How to complete this task
Using the records below, copy out exactly the line that contains "Serialize everything readable" and every line that follows it, up to and including the last, and no others.

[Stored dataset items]
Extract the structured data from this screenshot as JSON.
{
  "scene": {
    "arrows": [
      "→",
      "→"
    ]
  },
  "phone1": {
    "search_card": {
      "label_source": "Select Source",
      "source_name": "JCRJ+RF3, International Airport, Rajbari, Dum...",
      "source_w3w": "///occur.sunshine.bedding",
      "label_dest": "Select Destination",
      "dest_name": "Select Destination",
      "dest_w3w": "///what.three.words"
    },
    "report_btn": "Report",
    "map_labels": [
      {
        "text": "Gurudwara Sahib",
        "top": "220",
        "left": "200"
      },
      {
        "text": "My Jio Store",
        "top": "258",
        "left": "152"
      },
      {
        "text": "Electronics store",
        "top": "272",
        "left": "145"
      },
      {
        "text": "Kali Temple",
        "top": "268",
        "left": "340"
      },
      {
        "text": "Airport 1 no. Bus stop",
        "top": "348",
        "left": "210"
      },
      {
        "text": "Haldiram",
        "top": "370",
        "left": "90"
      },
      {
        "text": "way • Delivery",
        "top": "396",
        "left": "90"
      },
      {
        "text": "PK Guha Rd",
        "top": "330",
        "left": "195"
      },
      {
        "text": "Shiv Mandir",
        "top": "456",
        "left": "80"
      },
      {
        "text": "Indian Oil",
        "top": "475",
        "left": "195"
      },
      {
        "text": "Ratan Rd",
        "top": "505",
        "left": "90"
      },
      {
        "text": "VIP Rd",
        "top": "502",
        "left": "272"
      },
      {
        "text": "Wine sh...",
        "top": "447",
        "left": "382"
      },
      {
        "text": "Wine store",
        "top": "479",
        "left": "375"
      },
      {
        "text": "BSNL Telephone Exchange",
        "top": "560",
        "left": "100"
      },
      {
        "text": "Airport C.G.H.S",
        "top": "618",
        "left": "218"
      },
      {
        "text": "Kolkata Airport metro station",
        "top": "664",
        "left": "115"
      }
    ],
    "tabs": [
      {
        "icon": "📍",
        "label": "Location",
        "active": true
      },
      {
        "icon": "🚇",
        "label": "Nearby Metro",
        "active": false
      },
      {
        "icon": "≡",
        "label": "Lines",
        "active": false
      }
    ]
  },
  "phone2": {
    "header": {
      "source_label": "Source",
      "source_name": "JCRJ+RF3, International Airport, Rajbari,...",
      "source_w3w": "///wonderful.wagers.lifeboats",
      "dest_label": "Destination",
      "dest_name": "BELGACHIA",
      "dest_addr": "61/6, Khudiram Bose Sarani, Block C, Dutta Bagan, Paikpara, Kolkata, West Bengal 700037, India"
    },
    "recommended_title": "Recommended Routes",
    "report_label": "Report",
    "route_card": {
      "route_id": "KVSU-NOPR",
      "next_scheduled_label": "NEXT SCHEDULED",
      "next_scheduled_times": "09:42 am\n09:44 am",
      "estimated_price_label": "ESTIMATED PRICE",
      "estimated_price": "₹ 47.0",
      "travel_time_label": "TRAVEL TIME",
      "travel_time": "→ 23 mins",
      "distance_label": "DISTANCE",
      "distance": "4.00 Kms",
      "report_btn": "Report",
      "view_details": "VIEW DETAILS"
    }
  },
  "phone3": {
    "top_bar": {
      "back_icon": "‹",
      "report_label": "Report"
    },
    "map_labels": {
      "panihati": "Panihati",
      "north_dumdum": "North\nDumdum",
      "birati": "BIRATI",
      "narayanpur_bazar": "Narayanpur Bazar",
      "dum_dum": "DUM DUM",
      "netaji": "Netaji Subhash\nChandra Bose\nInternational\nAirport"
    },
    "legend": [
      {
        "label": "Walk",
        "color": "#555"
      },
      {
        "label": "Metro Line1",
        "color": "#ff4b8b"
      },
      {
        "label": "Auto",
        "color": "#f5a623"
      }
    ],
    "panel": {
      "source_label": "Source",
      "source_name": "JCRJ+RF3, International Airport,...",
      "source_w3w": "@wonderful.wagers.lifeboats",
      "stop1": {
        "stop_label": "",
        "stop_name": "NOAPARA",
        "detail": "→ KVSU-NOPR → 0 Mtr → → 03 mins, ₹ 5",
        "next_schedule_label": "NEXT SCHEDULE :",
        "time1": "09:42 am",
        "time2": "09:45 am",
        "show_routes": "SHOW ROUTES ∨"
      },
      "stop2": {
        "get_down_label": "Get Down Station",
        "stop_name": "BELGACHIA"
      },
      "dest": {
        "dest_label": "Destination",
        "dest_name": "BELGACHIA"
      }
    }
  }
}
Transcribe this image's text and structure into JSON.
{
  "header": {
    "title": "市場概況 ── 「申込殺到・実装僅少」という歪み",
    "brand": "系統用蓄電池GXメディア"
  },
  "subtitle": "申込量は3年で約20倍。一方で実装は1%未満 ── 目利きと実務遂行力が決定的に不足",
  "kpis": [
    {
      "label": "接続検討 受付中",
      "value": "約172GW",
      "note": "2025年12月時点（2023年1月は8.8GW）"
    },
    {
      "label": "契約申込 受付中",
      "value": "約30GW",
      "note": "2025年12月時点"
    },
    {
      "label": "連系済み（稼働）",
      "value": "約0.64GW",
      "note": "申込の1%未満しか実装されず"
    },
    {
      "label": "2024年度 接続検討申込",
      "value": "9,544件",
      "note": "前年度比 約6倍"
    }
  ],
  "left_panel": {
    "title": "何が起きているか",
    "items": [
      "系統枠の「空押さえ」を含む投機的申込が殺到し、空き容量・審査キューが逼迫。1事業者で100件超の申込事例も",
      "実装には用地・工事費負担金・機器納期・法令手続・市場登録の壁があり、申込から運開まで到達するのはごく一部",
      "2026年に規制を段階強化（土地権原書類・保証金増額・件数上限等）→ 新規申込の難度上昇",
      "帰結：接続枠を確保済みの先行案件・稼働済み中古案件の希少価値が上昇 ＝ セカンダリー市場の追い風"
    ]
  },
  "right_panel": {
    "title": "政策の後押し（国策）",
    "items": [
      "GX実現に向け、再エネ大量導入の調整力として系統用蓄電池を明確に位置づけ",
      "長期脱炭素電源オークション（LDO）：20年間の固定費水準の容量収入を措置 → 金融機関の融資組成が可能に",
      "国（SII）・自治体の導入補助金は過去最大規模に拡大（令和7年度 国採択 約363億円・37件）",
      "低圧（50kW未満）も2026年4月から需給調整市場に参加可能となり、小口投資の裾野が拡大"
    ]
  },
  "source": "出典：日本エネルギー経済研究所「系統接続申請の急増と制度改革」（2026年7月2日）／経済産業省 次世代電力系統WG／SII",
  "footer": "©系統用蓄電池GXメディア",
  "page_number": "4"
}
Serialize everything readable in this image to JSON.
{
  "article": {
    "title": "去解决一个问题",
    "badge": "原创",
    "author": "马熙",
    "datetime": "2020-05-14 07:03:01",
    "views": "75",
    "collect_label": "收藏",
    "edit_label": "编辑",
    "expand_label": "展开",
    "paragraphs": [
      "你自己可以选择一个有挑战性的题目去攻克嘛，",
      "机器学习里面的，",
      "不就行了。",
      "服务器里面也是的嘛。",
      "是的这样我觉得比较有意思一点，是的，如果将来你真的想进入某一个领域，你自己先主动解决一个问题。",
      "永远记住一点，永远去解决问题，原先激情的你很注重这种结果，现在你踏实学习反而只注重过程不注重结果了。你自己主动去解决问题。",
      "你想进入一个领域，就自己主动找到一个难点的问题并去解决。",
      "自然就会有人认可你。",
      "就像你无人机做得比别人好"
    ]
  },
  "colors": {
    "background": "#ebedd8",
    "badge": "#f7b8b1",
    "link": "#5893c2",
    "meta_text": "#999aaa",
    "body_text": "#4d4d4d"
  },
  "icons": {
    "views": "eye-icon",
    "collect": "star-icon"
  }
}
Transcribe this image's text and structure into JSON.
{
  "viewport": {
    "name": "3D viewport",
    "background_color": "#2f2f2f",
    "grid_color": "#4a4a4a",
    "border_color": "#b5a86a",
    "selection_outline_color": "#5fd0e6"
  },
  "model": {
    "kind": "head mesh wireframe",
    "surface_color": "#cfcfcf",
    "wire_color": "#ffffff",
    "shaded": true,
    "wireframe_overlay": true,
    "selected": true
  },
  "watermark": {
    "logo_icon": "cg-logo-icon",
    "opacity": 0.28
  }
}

Answer to the exercise
Serialize everything readable in this image to JSON.
{
  "article": {
    "title": "去解决一个问题",
    "badge": "原创",
    "author": "马熙",
    "datetime": "2020-05-14 07:03:01",
    "views": "75",
    "collect_label": "收藏",
    "edit_label": "编辑",
    "expand_label": "展开",
    "paragraphs": [
      "你自己可以选择一个有挑战性的题目去攻克嘛，",
      "机器学习里面的，",
      "不就行了。",
      "服务器里面也是的嘛。",
      "是的这样我觉得比较有意思一点，是的，如果将来你真的想进入某一个领域，你自己先主动解决一个问题。",
      "永远记住一点，永远去解决问题，原先激情的你很注重这种结果，现在你踏实学习反而只注重过程不注重结果了。你自己主动去解决问题。",
      "你想进入一个领域，就自己主动找到一个难点的问题并去解决。",
      "自然就会有人认可你。",
      "就像你无人机做得比别人好"
    ]
  },
  "colors": {
    "background": "#ebedd8",
    "badge": "#f7b8b1",
    "link": "#5893c2",
    "meta_text": "#999aaa",
    "body_text": "#4d4d4d"
  },
  "icons": {
    "views": "eye-icon",
    "collect": "star-icon"
  }
}
Transcribe this image's text and structure into JSON.
{
  "viewport": {
    "name": "3D viewport",
    "background_color": "#2f2f2f",
    "grid_color": "#4a4a4a",
    "border_color": "#b5a86a",
    "selection_outline_color": "#5fd0e6"
  },
  "model": {
    "kind": "head mesh wireframe",
    "surface_color": "#cfcfcf",
    "wire_color": "#ffffff",
    "shaded": true,
    "wireframe_overlay": true,
    "selected": true
  },
  "watermark": {
    "logo_icon": "cg-logo-icon",
    "opacity": 0.28
  }
}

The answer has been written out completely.